*Task statement:* Below are some records. Pull every line that contains the word "horse".

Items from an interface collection

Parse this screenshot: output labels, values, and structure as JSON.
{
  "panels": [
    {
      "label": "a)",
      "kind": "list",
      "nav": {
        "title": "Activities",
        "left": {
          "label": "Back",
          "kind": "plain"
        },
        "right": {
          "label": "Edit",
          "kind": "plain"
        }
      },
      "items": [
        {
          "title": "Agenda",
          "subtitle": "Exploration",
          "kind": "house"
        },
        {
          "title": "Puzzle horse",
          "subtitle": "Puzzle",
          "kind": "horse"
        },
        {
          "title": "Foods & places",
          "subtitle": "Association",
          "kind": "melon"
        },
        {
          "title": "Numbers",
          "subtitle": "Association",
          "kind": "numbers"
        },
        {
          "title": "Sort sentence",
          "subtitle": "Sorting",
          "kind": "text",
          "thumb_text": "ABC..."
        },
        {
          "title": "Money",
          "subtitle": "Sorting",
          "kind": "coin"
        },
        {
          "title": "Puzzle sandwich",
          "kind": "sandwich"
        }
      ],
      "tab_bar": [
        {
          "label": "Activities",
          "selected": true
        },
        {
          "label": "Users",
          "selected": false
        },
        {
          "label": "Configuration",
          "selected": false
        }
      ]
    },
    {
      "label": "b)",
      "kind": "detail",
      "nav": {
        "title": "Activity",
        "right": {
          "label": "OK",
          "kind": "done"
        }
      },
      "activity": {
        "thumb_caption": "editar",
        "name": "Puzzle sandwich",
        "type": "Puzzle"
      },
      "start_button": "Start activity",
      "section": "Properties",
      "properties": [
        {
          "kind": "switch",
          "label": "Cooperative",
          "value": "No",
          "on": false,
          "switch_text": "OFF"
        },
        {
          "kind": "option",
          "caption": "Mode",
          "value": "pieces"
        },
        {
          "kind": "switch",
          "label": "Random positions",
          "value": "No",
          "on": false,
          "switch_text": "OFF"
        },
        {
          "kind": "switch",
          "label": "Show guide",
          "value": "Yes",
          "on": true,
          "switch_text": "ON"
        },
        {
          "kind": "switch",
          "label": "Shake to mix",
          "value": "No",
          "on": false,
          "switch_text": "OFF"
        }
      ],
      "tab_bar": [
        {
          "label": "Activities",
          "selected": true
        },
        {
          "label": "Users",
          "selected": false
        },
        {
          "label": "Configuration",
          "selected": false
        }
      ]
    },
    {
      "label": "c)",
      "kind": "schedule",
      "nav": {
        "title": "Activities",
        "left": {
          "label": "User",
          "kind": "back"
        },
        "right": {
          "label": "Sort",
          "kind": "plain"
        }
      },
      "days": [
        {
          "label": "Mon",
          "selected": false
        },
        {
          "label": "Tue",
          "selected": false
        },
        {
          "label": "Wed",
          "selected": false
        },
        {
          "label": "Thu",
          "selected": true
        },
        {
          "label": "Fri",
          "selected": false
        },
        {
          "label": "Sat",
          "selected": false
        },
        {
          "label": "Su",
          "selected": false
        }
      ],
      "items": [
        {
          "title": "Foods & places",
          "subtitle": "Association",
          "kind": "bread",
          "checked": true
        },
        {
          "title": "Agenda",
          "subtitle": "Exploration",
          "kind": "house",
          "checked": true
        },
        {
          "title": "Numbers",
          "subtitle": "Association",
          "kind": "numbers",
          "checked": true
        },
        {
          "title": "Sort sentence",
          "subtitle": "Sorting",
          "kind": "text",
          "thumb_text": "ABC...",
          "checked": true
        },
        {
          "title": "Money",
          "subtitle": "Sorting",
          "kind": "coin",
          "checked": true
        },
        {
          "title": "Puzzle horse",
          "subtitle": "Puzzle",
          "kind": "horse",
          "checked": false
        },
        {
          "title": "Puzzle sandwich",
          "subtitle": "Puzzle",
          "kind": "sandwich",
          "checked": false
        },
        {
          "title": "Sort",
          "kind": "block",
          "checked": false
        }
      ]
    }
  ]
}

*Task solution:*
          "title": "Puzzle horse",
          "kind": "horse"
          "title": "Puzzle horse",
          "kind": "horse",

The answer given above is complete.